It seems that tea party antiregulatory logic — i.e., red tape can’t make you think — doesn’t apply to Congress. Per Politico, the Republican Party plans to introduce, as the first two parts of their “platform,” bills that would ask congresspersons to read bills before passing them, and name — and debate — the constitutional source of lawmaking authority in every bill. These are both fairly silly ideas. But we should probably embrace them both.
The first is definitionally useless — nonbinding resolutions for all!!! — but also harmless, and a potential source of comedy. How many Republicans do we expect actually read the bills they distort beyond recognition? Based on how long it took Sarah Palin to cite an actual statutory section in support of her “death panels” lie, probably zero.
The second is largely redundant. Congressional practice has been, since U.S v. Lopez and U.S. v. Morrison, to include a jurisdictional “hook” in every controversial exercise of Commerce Clause authority. The Patient Protection & Affordable Care Act of 2010 placed its “hook,” reciting commerce-related findings and Supreme Court authority, at § 1501 (pdf). As Republican representatives would know… if they had read the bill. See what I mean? And these sorts of exercises are normally useless they require a conspicuous declaration of objective facts. For example, based on my experience writing them, New York legislators treat the state’s “fiscal note” requirement deadly seriously. Since this plan would simply require advocacy, it doesn’t meet that threshold.
Nevertheless, the idea acquires merit for its ability to force productive debate. Throughout the GOP’s fascinating journey of constitutional discovery, we’ve never heard a legal argument based on anything more than rhetoric. Conservative spokespersons seem to think of the document as some barrier against the subjectively shocking, rather than anything with meaningful objective limits. Cuccinelli’s sloppy briefing in his healthcare lawsuit is not to the contrary.

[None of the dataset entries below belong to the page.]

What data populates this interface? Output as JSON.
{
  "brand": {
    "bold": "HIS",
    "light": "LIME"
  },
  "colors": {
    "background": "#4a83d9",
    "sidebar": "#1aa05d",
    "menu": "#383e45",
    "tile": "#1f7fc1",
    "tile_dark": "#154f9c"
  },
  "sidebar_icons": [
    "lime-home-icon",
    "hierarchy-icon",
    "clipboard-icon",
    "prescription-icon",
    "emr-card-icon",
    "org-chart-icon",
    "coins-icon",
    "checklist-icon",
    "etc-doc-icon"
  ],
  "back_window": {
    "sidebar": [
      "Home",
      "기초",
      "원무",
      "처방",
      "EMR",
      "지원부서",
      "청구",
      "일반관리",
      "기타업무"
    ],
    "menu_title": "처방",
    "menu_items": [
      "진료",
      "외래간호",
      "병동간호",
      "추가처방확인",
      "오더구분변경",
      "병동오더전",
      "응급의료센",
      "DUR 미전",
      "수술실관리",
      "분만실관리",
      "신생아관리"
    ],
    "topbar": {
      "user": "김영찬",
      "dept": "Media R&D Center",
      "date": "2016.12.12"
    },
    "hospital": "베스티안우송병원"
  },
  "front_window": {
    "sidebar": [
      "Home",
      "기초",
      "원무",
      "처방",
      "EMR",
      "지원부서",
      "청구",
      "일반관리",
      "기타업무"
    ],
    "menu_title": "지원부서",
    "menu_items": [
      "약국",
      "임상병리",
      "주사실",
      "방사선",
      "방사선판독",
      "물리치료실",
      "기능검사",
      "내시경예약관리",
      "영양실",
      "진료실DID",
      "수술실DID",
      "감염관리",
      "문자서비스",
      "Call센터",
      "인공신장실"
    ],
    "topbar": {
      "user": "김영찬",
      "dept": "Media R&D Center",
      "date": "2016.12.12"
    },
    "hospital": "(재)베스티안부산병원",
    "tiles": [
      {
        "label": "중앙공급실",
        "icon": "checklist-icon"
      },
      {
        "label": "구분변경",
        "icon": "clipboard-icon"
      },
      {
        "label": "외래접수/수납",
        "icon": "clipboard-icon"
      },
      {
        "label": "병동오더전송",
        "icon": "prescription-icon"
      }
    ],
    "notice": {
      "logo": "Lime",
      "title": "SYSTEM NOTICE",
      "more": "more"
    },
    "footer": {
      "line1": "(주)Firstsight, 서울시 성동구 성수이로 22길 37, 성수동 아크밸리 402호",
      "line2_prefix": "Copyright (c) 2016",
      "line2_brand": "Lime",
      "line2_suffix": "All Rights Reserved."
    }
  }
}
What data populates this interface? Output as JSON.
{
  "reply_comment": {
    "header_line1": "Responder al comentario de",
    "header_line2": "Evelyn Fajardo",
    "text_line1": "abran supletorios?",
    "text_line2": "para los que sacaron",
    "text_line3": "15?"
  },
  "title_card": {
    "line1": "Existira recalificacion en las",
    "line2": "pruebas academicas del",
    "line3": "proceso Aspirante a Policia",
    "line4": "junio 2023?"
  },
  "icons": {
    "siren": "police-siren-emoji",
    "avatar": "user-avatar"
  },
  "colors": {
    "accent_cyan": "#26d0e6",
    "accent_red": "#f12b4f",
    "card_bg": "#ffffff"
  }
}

That’s not how constitutionalism works, but it’s a hard problem to force into public view, when the only clash occurs on Sunday morning talk shows, or between noted constitutional scholars like Sean Hannity, and random, pre-screened “liberals.” If, by operation of John Boehner’s pet law, Republicans could suddenly be called, in open session, to defend their understanding of constitutional law, these destructive memes could theoretically be nipped in the bud. As in many cases, more speech is the solution.